And pollution isn't the only thing that's reduced. So is stress and rushing around and grim purposefulness.
…But this year one may also wander the streets in a kind of protest. For Yom Kippur alone is not sufficient to atone for the sins between man and place; but one can at least get out there and make a start.
Haaretz Rosh Hashana Supplement
By Shulamit Aloni www.haaretz.com September 30, 2008
Nowadays, I feel warmly disposed toward Reform and Conservative Judaism, and when I travel overseas, I attend Reform and Conservative synagogues to hear the liturgy.
By Yoram Kaniuk www.haaretz.com September 30, 2008
Yoram Kaniuk's latest novel, "Kesem al Yam Kinneret," was recently published by Yedioth Ahronoth.
By Uzi Weil www.haaretz.com September 30, 2008
Uzi Weil is an author and translator.
By Ronit Matalon www.haaretz.com September 30, 2008
Ronit Matalon's novel "Kol Tza'adeinu" (The Sound of Our Steps) was published this year by Am Oved.
By Shmuel Hasfari www.haaretz.com September 30, 2008
Shmuel Hasfari is a playwright and a screenwriter.
By Omri Tegamlak Avera www.haaretz.com September 30
Omri Tegamlak Avera is the author of the book "Asterai," published by Yedioth Ahronoth in 2008 (in Hebrew).
By Yaakov Levy www.ynetnews.com October 3, 2008
A special advanced study group is being held at the Beersheba Religious Council for the first time: During the Days of Awe (between Rosh Hashana and Yom Kippur), synagogue representatives are learning how to blow a shofar, the horn sounded during special prayers.
Amor made it clear that "as far as the Chief Rabbinate and the Religious Council are concerned, those who don't take part in the study group will not be authorized to blow the shofar."
Sigalit Fishbein www.ynetnews.com October 5, 2008
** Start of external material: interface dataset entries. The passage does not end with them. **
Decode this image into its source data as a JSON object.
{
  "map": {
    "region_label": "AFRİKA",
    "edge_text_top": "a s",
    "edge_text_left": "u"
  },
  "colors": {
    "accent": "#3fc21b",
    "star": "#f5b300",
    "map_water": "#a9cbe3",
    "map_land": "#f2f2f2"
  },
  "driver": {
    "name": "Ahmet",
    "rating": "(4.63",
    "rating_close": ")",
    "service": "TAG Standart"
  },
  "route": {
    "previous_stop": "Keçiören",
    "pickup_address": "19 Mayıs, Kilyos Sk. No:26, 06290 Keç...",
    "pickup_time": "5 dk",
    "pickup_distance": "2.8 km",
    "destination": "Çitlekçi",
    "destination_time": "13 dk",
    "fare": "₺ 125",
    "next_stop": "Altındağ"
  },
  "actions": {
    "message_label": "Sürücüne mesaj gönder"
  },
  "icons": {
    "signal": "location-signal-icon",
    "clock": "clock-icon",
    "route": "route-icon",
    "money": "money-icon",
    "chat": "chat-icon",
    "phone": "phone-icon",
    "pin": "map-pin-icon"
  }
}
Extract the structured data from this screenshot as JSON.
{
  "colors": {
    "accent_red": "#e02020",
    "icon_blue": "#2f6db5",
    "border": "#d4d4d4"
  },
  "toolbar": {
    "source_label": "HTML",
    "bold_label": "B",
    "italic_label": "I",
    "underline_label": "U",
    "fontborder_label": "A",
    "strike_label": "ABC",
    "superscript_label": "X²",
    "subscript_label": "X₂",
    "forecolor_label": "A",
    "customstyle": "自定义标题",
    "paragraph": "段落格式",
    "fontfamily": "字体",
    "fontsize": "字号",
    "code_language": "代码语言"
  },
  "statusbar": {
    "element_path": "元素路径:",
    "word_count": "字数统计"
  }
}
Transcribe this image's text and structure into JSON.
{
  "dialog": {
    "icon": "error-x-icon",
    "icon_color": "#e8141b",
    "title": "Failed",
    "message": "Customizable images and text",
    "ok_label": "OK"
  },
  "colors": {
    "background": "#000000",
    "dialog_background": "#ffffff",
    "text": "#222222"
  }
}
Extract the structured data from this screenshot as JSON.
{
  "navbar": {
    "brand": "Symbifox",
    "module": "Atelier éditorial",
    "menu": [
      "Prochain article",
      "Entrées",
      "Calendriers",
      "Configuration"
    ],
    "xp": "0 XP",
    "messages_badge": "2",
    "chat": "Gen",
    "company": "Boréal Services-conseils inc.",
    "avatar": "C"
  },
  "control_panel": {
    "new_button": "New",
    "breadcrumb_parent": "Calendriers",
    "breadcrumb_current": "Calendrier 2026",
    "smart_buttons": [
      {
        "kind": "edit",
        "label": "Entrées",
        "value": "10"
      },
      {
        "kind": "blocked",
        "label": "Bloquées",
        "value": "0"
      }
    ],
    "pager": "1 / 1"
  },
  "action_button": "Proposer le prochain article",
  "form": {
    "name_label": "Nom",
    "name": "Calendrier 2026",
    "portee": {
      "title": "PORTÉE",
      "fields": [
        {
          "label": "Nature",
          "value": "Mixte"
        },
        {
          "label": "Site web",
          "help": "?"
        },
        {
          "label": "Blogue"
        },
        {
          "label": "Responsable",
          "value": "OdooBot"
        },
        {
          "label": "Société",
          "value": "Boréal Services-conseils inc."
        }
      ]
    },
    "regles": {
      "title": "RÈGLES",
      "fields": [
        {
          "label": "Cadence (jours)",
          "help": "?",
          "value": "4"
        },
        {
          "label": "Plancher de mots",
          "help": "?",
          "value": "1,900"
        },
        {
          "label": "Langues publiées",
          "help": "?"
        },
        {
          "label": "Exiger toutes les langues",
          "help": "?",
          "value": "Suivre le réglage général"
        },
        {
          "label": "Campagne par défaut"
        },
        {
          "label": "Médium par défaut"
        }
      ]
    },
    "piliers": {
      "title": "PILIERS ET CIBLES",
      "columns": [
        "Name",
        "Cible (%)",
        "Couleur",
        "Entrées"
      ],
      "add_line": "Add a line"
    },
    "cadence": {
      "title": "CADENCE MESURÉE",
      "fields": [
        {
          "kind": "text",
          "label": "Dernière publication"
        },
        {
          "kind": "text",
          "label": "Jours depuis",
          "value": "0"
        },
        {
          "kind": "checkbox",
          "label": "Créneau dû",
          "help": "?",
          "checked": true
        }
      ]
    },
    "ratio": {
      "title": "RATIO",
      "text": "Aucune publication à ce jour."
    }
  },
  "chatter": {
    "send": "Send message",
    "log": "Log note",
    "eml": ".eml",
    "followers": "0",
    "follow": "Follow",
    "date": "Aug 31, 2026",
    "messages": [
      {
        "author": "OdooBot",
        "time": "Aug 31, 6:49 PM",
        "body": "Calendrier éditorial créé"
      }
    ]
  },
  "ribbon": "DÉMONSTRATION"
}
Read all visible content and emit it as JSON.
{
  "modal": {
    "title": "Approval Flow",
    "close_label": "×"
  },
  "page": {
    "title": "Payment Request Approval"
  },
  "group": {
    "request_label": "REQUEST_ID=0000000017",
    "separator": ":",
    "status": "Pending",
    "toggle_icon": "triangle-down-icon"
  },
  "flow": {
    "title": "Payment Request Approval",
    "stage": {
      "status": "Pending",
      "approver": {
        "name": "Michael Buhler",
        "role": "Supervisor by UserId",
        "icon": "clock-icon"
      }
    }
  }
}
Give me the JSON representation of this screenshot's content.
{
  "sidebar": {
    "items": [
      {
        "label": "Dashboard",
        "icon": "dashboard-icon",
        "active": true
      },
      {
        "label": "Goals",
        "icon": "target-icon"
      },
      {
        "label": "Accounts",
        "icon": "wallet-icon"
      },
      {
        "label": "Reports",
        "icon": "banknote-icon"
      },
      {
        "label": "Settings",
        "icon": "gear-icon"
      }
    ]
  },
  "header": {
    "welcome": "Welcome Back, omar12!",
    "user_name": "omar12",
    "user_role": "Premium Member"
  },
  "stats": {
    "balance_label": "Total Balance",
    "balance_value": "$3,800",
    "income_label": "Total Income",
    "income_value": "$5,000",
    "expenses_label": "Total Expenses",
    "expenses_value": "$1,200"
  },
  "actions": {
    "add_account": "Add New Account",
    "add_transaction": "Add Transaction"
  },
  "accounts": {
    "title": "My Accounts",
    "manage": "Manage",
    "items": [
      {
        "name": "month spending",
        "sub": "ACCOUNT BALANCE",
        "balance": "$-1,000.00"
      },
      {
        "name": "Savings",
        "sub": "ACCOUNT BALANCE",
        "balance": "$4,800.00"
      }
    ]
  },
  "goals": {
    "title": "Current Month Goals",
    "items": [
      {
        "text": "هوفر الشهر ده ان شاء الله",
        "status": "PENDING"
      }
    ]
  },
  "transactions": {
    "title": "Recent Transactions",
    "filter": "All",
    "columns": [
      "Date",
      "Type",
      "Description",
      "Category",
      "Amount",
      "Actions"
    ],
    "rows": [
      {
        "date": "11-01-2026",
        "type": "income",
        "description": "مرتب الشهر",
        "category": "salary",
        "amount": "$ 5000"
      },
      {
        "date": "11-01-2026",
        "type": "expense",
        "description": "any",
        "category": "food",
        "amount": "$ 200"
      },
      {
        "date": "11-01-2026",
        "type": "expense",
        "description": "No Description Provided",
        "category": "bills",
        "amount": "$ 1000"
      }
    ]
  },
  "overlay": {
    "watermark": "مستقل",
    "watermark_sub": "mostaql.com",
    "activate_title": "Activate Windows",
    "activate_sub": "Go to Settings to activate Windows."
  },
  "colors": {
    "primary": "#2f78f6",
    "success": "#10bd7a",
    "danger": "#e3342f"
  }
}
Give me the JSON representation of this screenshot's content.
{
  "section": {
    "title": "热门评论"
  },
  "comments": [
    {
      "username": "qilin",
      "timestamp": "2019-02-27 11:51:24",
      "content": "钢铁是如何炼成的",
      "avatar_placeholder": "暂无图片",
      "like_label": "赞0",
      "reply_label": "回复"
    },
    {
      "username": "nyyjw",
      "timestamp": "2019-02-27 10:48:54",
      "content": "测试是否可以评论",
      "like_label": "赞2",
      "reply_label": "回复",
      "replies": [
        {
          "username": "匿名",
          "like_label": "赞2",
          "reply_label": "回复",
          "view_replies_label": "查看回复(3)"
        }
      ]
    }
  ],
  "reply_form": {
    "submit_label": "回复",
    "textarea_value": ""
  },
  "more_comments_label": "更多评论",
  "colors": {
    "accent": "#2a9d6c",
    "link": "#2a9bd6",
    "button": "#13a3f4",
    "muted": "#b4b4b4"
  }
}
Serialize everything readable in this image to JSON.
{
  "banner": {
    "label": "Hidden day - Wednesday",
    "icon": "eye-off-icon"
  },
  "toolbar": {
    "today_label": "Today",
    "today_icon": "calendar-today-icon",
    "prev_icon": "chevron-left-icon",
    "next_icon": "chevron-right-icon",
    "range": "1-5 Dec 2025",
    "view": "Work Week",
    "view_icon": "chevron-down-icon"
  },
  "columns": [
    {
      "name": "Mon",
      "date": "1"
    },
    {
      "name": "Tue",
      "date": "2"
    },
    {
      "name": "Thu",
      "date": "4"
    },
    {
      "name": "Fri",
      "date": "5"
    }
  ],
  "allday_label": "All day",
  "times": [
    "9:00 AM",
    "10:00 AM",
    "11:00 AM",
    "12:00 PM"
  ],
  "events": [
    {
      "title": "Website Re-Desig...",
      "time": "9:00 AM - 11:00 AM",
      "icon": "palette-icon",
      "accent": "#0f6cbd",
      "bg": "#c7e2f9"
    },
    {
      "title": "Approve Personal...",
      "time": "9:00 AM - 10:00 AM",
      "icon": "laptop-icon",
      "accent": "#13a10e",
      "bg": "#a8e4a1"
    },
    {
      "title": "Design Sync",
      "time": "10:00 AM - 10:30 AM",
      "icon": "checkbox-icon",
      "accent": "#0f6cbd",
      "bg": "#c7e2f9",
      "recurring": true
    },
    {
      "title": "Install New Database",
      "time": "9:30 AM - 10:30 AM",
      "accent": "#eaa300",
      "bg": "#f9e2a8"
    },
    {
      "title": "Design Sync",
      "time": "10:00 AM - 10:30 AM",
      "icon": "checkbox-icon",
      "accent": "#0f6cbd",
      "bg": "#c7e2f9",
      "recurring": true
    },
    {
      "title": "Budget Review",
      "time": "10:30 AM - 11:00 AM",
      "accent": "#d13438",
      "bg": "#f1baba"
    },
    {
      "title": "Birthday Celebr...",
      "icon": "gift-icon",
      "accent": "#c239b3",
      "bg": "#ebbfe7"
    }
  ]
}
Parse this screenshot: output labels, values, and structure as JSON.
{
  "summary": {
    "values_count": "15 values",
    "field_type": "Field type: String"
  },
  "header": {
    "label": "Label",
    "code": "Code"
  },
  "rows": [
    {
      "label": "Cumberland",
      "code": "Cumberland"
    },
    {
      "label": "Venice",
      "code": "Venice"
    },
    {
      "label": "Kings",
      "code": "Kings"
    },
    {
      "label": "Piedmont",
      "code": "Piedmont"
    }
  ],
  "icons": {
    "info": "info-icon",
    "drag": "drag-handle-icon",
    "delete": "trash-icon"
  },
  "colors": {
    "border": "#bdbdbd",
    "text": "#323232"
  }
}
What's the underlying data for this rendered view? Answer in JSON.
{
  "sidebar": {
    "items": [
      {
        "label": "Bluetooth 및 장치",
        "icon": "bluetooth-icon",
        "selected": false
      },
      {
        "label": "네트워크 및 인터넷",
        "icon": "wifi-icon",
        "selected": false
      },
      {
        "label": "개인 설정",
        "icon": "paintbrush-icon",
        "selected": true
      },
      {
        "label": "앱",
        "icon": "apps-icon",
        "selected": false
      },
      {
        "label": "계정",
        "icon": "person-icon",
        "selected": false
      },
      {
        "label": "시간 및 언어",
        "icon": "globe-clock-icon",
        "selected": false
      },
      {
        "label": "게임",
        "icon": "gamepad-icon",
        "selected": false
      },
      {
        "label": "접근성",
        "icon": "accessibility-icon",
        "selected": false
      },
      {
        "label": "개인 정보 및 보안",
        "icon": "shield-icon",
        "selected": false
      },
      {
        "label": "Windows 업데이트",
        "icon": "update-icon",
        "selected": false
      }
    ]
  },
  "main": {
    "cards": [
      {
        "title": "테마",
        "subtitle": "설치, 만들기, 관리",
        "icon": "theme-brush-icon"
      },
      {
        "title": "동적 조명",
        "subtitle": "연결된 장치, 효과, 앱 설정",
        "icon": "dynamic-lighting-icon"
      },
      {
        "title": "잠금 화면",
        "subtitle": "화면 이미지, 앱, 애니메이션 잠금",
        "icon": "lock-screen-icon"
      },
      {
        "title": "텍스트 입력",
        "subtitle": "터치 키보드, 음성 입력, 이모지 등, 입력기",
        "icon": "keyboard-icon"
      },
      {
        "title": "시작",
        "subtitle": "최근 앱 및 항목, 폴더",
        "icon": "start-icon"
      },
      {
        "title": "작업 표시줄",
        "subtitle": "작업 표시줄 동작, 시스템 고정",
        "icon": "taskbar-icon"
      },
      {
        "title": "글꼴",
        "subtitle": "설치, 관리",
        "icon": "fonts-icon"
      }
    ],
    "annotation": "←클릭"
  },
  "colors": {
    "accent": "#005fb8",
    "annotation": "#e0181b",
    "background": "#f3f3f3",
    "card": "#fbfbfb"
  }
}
Ynet asked 10 leading architects to select a synagogue they are particularly fond of.
1. Cymbalista Synagogue, Tel Aviv
2. The Italian Synagogue, Jerusalem
3. Ohel Yaakov Synagogue, Zichron Yaacov
4. Givat Ram synagogue, Jerusalem
5. Megillat Or Synagogue, Caesarea
www.shturem.net October 5, 2008
A groundbreaking ceremony took place for a new replica of 770 to be built in Lod.
This building will join a dozen other such buildings all over the world and in Israel.
www.vosizneias.com October 3, 2008
Sima Zelmanov, principal of the Bais Chana Chabad High School in Tzfas, and grandmother of seven, gave birth recently to her nineteenth child a week after marrying off her sixth child.
In doing so, Mrs. Zelmanov, 47, bore an uncle to her grandchildren, the oldest of whom is four. Mrs. Zelmanov is in the unique situation of having both a five-year-old daughter and this four-year-old grandson.
“They are good friends,” Mrs. Zelmanov told Mishpacha a day before the bris.
Sima, who has been married for 27 years, is the principal of the city’s Chabad high school for girls. Her eldest child, a son, is 26. Six of the couple’s children are married.
Sima and her husband are waiting for the birth of their eighth grandchild due next month.